In partnership with the Office of the Vice President for Research, Confluencenter initiated the Innovation Farm program. Through this program, the center provides critical seed money and staff support to interdisciplinary working groups including faculty representing the colleges of Fine Arts, Humanities and Social and Behavioral Sciences. Innovation Farm grants support working groups that make lasting contributions to scholarly and artistic life at the UA. The goal is to leverage the Confluencenter’s resources to provide faculty teams with enough support to achieve long-term viability, specifically by enabling pilot activities that form the basis of external grant proposals and donor outreach initiatives.
The group is dedicated to providing faculty, students and members of the broader public with a nuanced understanding of diverse contemplative traditions and practices, the cultural and historical contexts that produced them and their contemporary applications.
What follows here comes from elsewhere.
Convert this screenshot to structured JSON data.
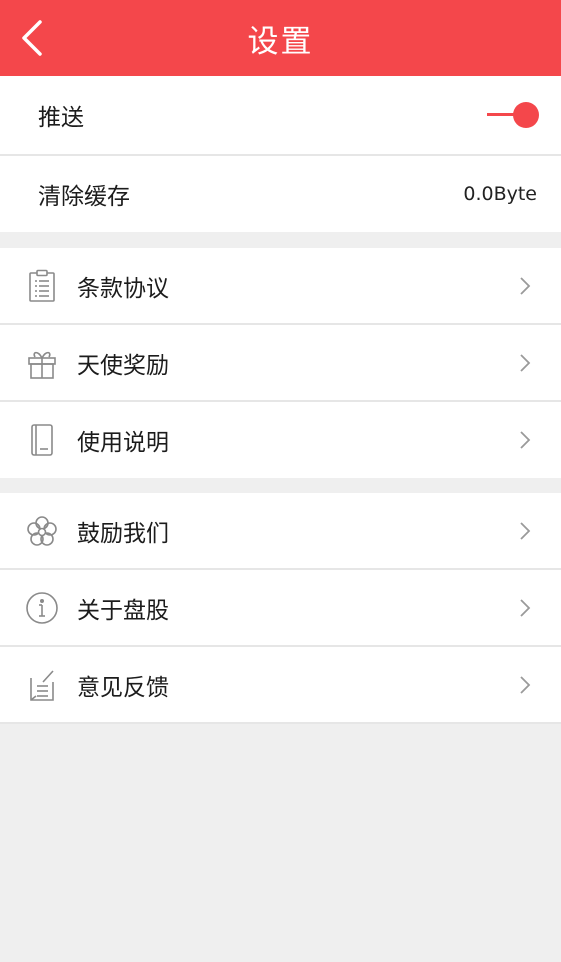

Convened in December 2013, this working group has grown into a multi-pronged collective with over 100 faculty, students and staff from diverse fields participating in its various initiatives. The members are collaboratively interested in the research and practice of Buddhism, historical or contemporary contemplative practices, and wellness in both secular and religious studies perspectives.
Led by Bill Simmons, associate professor of Gender and Women’s Studies, this group has established an online searchable database of human rights stakeholders willing to participate in videoconferences and webinars from locations around the globe. With GlobalHumanRights.com, the group is building a virtual forum where university instructors, high school teachers, students, community groups and government officials are able to converse with individuals possessing first-hand experience and expertise in human rights advocacy.
Organized by Beverly Seckinger, professor in the School of Theater, Film and Television, this group is conducting pilot activities in preparation for creating a Center for Documentary at the University of Arizona. The proposed Center will foster the development, production and exhibition of documentary films and interdisciplinary scholarship through workshops, screenings and classes.